I’m not arguing that we should begin arranging marriages for our kids (although as a Dad, the idea is appealing).   But here’s what I am saying:

If you’re not married, choosing the right person to marry is crucial.  A life of singleness is not an empty life (see 1 Corinthians 7, where Paul calls his singleness a gift), and is far better than marrying someone for the wrong reasons.  Before you marry, ask yourself, “Does he/she make me a better person?”  From a Christian perspective, that means “Does he/she draw me closer to Christ, and to becoming the person He is trying to create in me?”  Ask someone who knows you well that same question–your parents or a close friend who will definitely tell you the truth.  If the answer is no, walk away.  If the answer is yes, and you choose to marry…it will still be hard work!  I absolutely married the right person, and it has still been incredibly difficult!  But the work will be so very worth it.

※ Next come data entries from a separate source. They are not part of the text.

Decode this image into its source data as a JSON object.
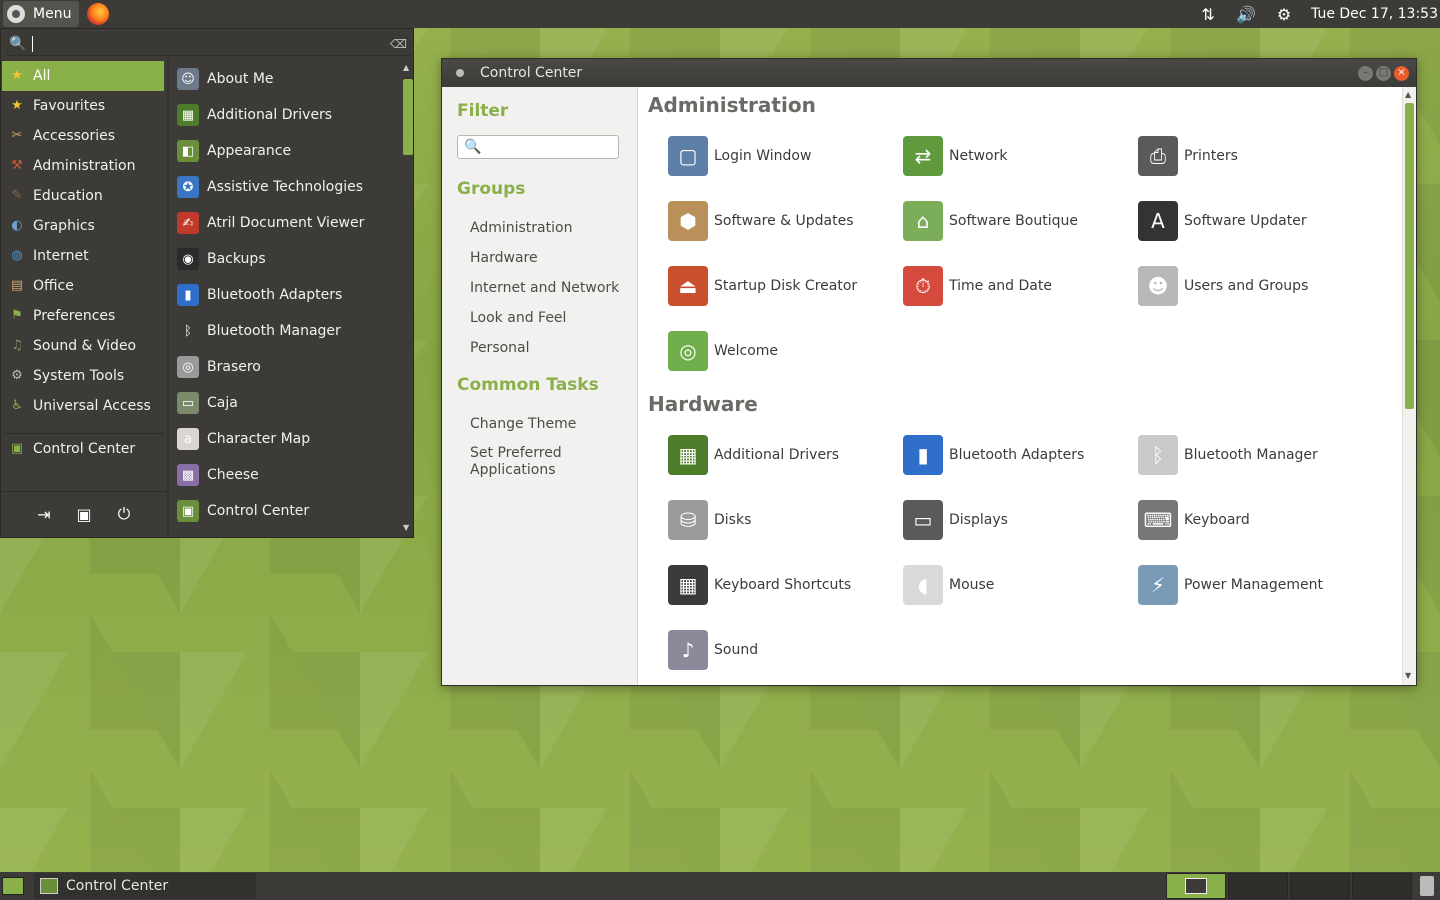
{
  "top_panel": {
    "menu_label": "Menu",
    "clock": "Tue Dec 17, 13:53"
  },
  "menu": {
    "categories": [
      {
        "label": "All",
        "icon": "star-icon"
      },
      {
        "label": "Favourites",
        "icon": "star-icon"
      },
      {
        "label": "Accessories",
        "icon": "accessories-icon"
      },
      {
        "label": "Administration",
        "icon": "administration-icon"
      },
      {
        "label": "Education",
        "icon": "education-icon"
      },
      {
        "label": "Graphics",
        "icon": "graphics-icon"
      },
      {
        "label": "Internet",
        "icon": "globe-icon"
      },
      {
        "label": "Office",
        "icon": "office-icon"
      },
      {
        "label": "Preferences",
        "icon": "preferences-icon"
      },
      {
        "label": "Sound & Video",
        "icon": "sound-video-icon"
      },
      {
        "label": "System Tools",
        "icon": "gear-icon"
      },
      {
        "label": "Universal Access",
        "icon": "universal-access-icon"
      },
      {
        "label": "Control Center",
        "icon": "control-center-icon"
      }
    ],
    "apps": [
      {
        "label": "About Me",
        "icon": "about-me-icon",
        "color": "#6c7a8c"
      },
      {
        "label": "Additional Drivers",
        "icon": "additional-drivers-icon",
        "color": "#4d7c2a"
      },
      {
        "label": "Appearance",
        "icon": "appearance-icon",
        "color": "#6b8e3b"
      },
      {
        "label": "Assistive Technologies",
        "icon": "assistive-icon",
        "color": "#3a76c4"
      },
      {
        "label": "Atril Document Viewer",
        "icon": "atril-icon",
        "color": "#c0392b"
      },
      {
        "label": "Backups",
        "icon": "backups-icon",
        "color": "#2b2b2b"
      },
      {
        "label": "Bluetooth Adapters",
        "icon": "bluetooth-adapter-icon",
        "color": "#2f6fc9"
      },
      {
        "label": "Bluetooth Manager",
        "icon": "bluetooth-icon",
        "color": "#3c3b37"
      },
      {
        "label": "Brasero",
        "icon": "brasero-icon",
        "color": "#9a9a9a"
      },
      {
        "label": "Caja",
        "icon": "caja-icon",
        "color": "#7a8a6a"
      },
      {
        "label": "Character Map",
        "icon": "character-map-icon",
        "color": "#d9d6cf"
      },
      {
        "label": "Cheese",
        "icon": "cheese-icon",
        "color": "#8a6fa6"
      },
      {
        "label": "Control Center",
        "icon": "control-center-icon",
        "color": "#6a8e3a"
      }
    ]
  },
  "window": {
    "title": "Control Center",
    "sidebar": {
      "filter_heading": "Filter",
      "groups_heading": "Groups",
      "groups": [
        "Administration",
        "Hardware",
        "Internet and Network",
        "Look and Feel",
        "Personal"
      ],
      "tasks_heading": "Common Tasks",
      "tasks": [
        "Change Theme",
        "Set Preferred Applications"
      ]
    },
    "sections": [
      {
        "title": "Administration",
        "items": [
          {
            "label": "Login Window",
            "icon": "login-window-icon",
            "color": "#5d7fa8"
          },
          {
            "label": "Network",
            "icon": "network-icon",
            "color": "#5f9a3f"
          },
          {
            "label": "Printers",
            "icon": "printer-icon",
            "color": "#5a5a5a"
          },
          {
            "label": "Software & Updates",
            "icon": "software-updates-icon",
            "color": "#b9905a"
          },
          {
            "label": "Software Boutique",
            "icon": "software-boutique-icon",
            "color": "#7cae5a"
          },
          {
            "label": "Software Updater",
            "icon": "software-updater-icon",
            "color": "#333333"
          },
          {
            "label": "Startup Disk Creator",
            "icon": "startup-disk-icon",
            "color": "#c9502e"
          },
          {
            "label": "Time and Date",
            "icon": "time-date-icon",
            "color": "#d44a3c"
          },
          {
            "label": "Users and Groups",
            "icon": "users-groups-icon",
            "color": "#b8b8b8"
          },
          {
            "label": "Welcome",
            "icon": "welcome-icon",
            "color": "#6fae4a"
          }
        ]
      },
      {
        "title": "Hardware",
        "items": [
          {
            "label": "Additional Drivers",
            "icon": "additional-drivers-icon",
            "color": "#4d7c2a"
          },
          {
            "label": "Bluetooth Adapters",
            "icon": "bluetooth-adapter-icon",
            "color": "#2f6fc9"
          },
          {
            "label": "Bluetooth Manager",
            "icon": "bluetooth-icon",
            "color": "#c9c9c9"
          },
          {
            "label": "Disks",
            "icon": "disks-icon",
            "color": "#9a9a9a"
          },
          {
            "label": "Displays",
            "icon": "displays-icon",
            "color": "#5a5a5a"
          },
          {
            "label": "Keyboard",
            "icon": "keyboard-icon",
            "color": "#777777"
          },
          {
            "label": "Keyboard Shortcuts",
            "icon": "keyboard-shortcuts-icon",
            "color": "#3a3a3a"
          },
          {
            "label": "Mouse",
            "icon": "mouse-icon",
            "color": "#d9d9d9"
          },
          {
            "label": "Power Management",
            "icon": "power-management-icon",
            "color": "#7a9ab8"
          },
          {
            "label": "Sound",
            "icon": "sound-icon",
            "color": "#8a8a9a"
          }
        ]
      }
    ]
  },
  "bottom_panel": {
    "task_label": "Control Center"
  },
  "colors": {
    "accent": "#8ab04a",
    "panel": "#3c3b37"
  }
}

If you are married, there is a person God has in mind for you to love, to believe in, to support, to pray for, to seek to please, and to enjoy completely.  That person is the person to whom you are currently married. If you are unhappy in your marriage, unless you are being abused by your spouse, leaving them won’t bring you the happiness you yearn for. Ask God to help you love them as they are, to love them as He does.  In other words, ask God to help you love your spouse the way He already loves you…He sees all the flaws, but He chooses to love you anyway.  In fact, against all the odds, He delights in you.  And He can produce that kind of love in your marriage, too.  Give Him that chance…and then go to work building something beautiful.